The night air shocked her lungs and stung her face as she stepped out of the doorway and into the darkness. It was colder than she had suspected. She slipped on her small gloves and skipped down the steps, already focused on her breathing. She speedwalked down the street and began to lightly jog away from the yellow light being cast down the front yard. It was a beautiful time of day. The sun had just about set, still casting a light glow from her right while on her left the blue moon hung in the air, silent, waiting it's turn. Though she could sense it's ominous power over the sun, it didn't exert it, but waited, like the pale monster waiting in the dark, patient and ever watchful for the receding light.
She jogged in silence, staring at the snow covered road laid out before her. Her thoughts mingled around the crowded party constantly raging in her head. She passed through thoughts of her boyfriend, seeing her friends (if she had time after work), and the possibility of going to the local springs for a soak.
Something started eating away the picture of her everyday concerns. The average thoughts were evaporating like a small hair lit on fire. She felt a deep rush building inside her, like a waterfall thundering through her veins. An abnormal adrenaline was speeding towards her and she felt she could not stop it. Her light pace quickened, her feet tried to get out of reach of this screaming wave of tensity. She was soon running, now sprinting, then bolting across the frozen Colorado road of this small community. She had lost control; she had given in to the need to simply keep going faster.
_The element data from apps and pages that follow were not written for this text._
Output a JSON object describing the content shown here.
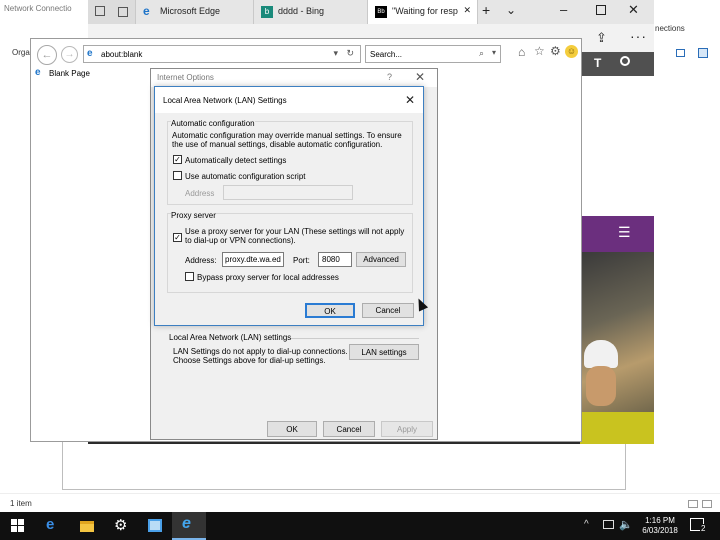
{
  "explorer": {
    "title": "Network Connectio",
    "organize": "Orga",
    "connections_tail": "nections",
    "status": "1 item"
  },
  "edge": {
    "tabs": [
      {
        "label": "",
        "icon": "window-icon"
      },
      {
        "label": "Microsoft Edge",
        "icon": "edge-logo-icon"
      },
      {
        "label": "dddd - Bing",
        "icon": "bing-logo-icon"
      },
      {
        "label": "\"Waiting for resp",
        "icon": "blackboard-icon",
        "active": true
      }
    ],
    "new_tab": "+",
    "site": {
      "header_letter": "T"
    }
  },
  "ie": {
    "address": "about:blank",
    "search_placeholder": "Search...",
    "tab_label": "Blank Page"
  },
  "internet_options": {
    "title": "Internet Options",
    "help": "?",
    "lan_legend": "Local Area Network (LAN) settings",
    "lan_description": "LAN Settings do not apply to dial-up connections. Choose Settings above for dial-up settings.",
    "lan_button": "LAN settings",
    "ok": "OK",
    "cancel": "Cancel",
    "apply": "Apply"
  },
  "lan_settings": {
    "title": "Local Area Network (LAN) Settings",
    "auto_legend": "Automatic configuration",
    "auto_description": "Automatic configuration may override manual settings.  To ensure the use of manual settings, disable automatic configuration.",
    "auto_detect": {
      "label": "Automatically detect settings",
      "checked": true
    },
    "auto_script": {
      "label": "Use automatic configuration script",
      "checked": false
    },
    "auto_address_label": "Address",
    "auto_address_value": "",
    "proxy_legend": "Proxy server",
    "use_proxy": {
      "label": "Use a proxy server for your LAN (These settings will not apply to dial-up or VPN connections).",
      "checked": true
    },
    "address_label": "Address:",
    "address_value": "proxy.dte.wa.ed",
    "port_label": "Port:",
    "port_value": "8080",
    "advanced": "Advanced",
    "bypass": {
      "label": "Bypass proxy server for local addresses",
      "checked": false
    },
    "ok": "OK",
    "cancel": "Cancel"
  },
  "taskbar": {
    "time": "1:16 PM",
    "date": "6/03/2018",
    "notifications": "2"
  },
  "colors": {
    "taskbar": "#101010",
    "dialog": "#f0f0f0",
    "accent": "#2a7bd3",
    "site_purple": "#6b2f7e"
  }
}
The wind hummed by her ears and her legs kept pumping. The adrenaline was shooting through her, be she felt she could never match it's frenzied speed. Her mind felt runny and wet; a placid stream that had suddenly turned into a flash flood. Her arms grabbed at the space in front of her, he head thrown back, she ran blindly. And it felt amazing. God, how she need to do this. Her head felt light and giddy and the cold of the night air burned her throat.
She lost track of time, but soon enough she felt her legs weighing her down. Her head pounded and she hacked and coughed. Stumbling to the side of the road, panting and wheezing, she fell into the soft snow and rested her sweating forehead on her knees. She had no idea what had overcome her just then. She knew she shouldn't sprint like that. It had been too long ago that she had been in shape to run like that. And yet, she felt satisified now. That running was a way to let go of a small piece of something. She didn't know what. Maybe yet another piece of the old miserable life she had had back in Longmont was dying (it seemed she never fully got rid of it, it just rotted off piece by piece). Maybe frustration at her fading friendship. The agony of missing her boyfriend all the time, perhaps. But, as she thought about it, it seemed that it was all of those things, and none of them. She had needed to escape everything that was wrong and right in her life. It didn't matter what it was, just having that beautiful feeling of running away was a good enough reason. After all, when was the last time she just abandoned all reason, all obligations, all responsibilities?
Feeling recovered now, although still cold, but not coughing any longer, she stood up and dusted the snow off of her butt and began walking home. When she was breathing steadily again, she picked up her pace to a light jog. She was heading past the town's community center, passing under the street lamp when she paused. That evaporating feeling in her mind was creeping up on her again. She looked to the west and saw the sun had resigned, handing over the sky to the moon for the night. And the moon dutifully hung over her, calmly keeping watch on them all; on her.
The adrenaline was rushing through her again, and she feared this time the flash flood in her blood would take over and cover the world; as of that in the Bible story on Noah. Take two of every animal…she thought. And gathering herself together in one deep breath, she turned her back to the west, leaving the sun to stay down and continued jogging. But shortly after she broke from the jog, and screamed her way down the road, skimming her driveway and taking the steps by three at a time. It wasn't until she burst into the living room, huffing and dizzy, that she began to think rationally again.